-- I freeze in my tracks.
-- I feel dizzy, faint, lightheaded, about to fall.
-- I tremble and shake.
-- I can't breathe properly.
-- I feel nauseated.
-- I break into a cold sweat.
-- My stomach gets churned up or tight.
-- I feel that I'm going crazy.

After writing out anything that gave him anxiety, writing down specific problems, completing checklists…Dr. Friber then told Lamont to use the items he checked as signals to use the coping devices he will choose in step four.

Step # 4 - He asked Lamont to choose, from the following list of tactics, three the he might find useful to do or say in order to cope with his anxiety. The list included the following:
-- I must breathe "slow and shallow"-in and out-and gradually learn to deal with this situation.
-- I feel horribly tense. I must tense all my muscles as much as I possibly can, then relax them, then tense them again, then relax them.
-- What can I do? I have to stay here until I can tolerate this panic, even if it takes an hour.
-- I have to get away, but I know I must remain here.
-- I'm so embarrassed, but it's something I have to get used to.

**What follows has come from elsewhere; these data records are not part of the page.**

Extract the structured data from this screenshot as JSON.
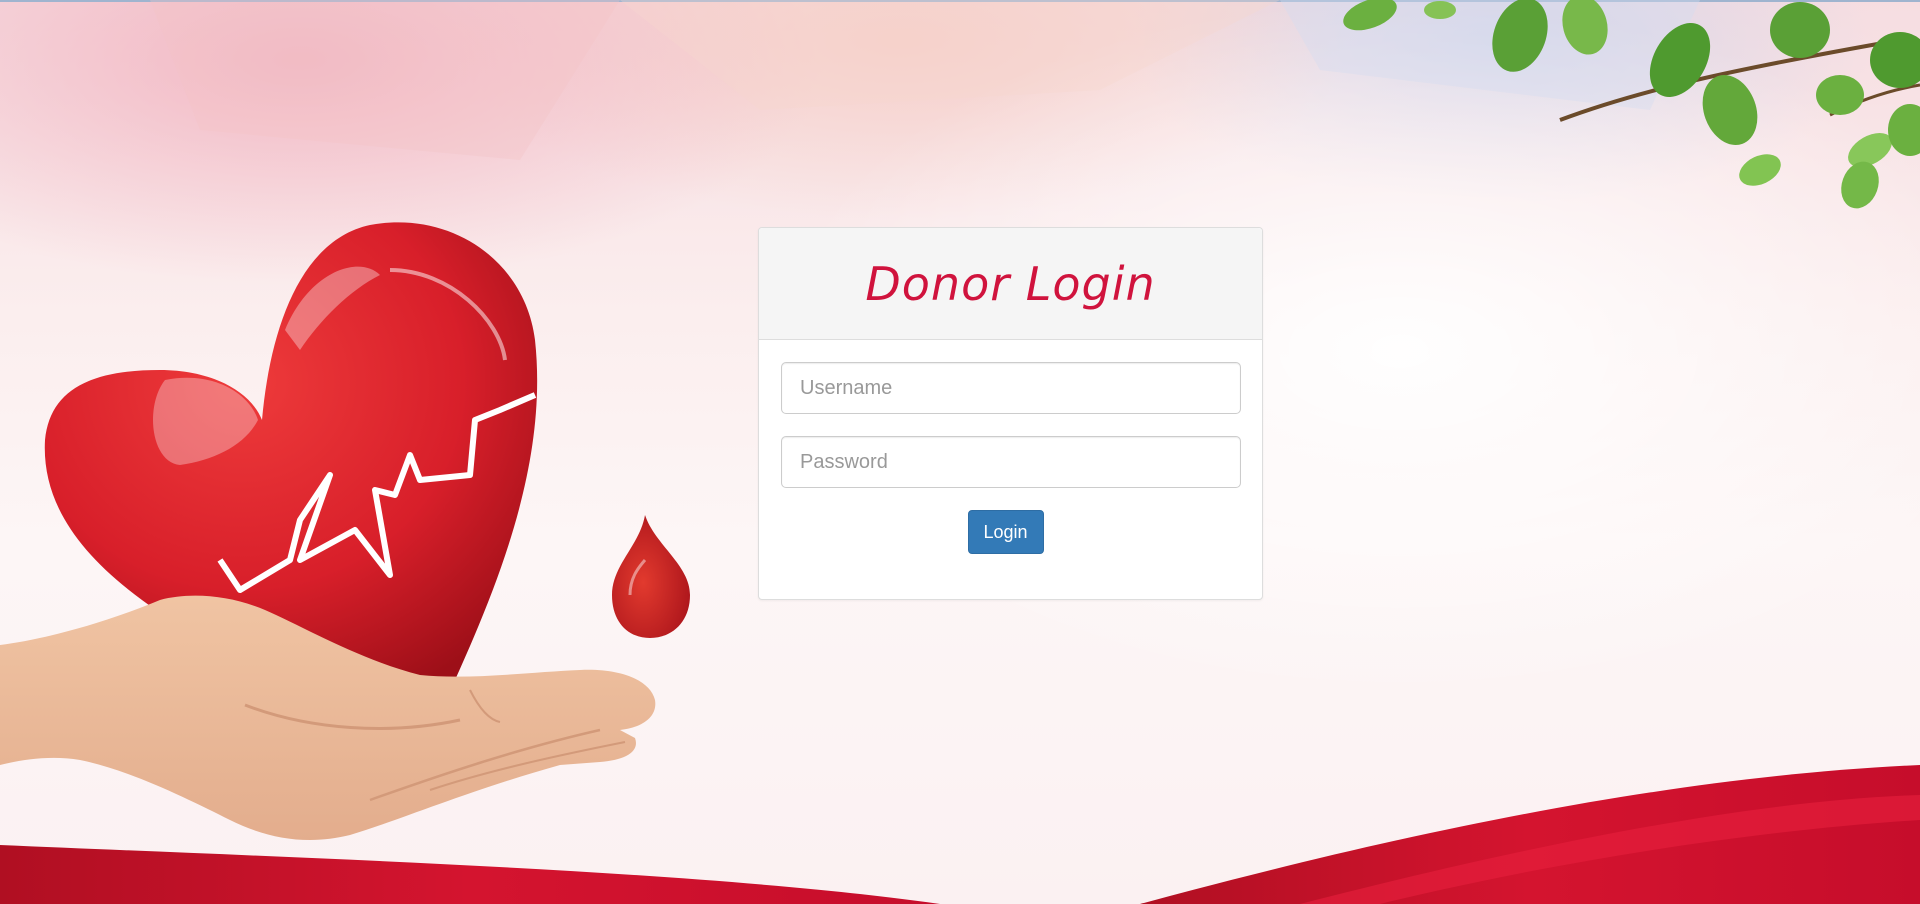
{
  "login": {
    "title": "Donor Login",
    "username_placeholder": "Username",
    "username_value": "",
    "password_placeholder": "Password",
    "password_value": "",
    "button_label": "Login"
  },
  "colors": {
    "title": "#d0133d",
    "button": "#337ab7",
    "heart": "#d81f2a",
    "ribbon": "#c8102e",
    "leaves": "#5aa036"
  },
  "illustration": {
    "icons": [
      "heart-icon",
      "heartbeat-line-icon",
      "hand-icon",
      "blood-drop-icon",
      "leaves-icon",
      "ribbon-icon"
    ]
  }
}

Step # 5 - Then, over small periods of time, Lamont began going to more and more crowded places. He dealt with his anxiety through the tactics he had decided on. As you can see, with help from a regimented system, Lamont was able to deal with exposure to his phobia.

On this track, we discussed traits of anxiety related to sexual abuse and techniques to deal with the anxiety.

On the next track, we will examine the depression that many sexually abused boy clients experience and techniques to facilitate recovery.

What are the four parts in the "Silly Nightmare" drawing technique? To select and enter your answer go to Test

Others who bought this Child Abuse Course
also bought…

Scroll DownScroll UpCourse Listing Bottom Cap

Test for this course | Child Abuse CEU Courses
to Track 14
Back to Track 12
Table of Contents

OnlineCEUcredit.com Login

Forget your Password Reset it!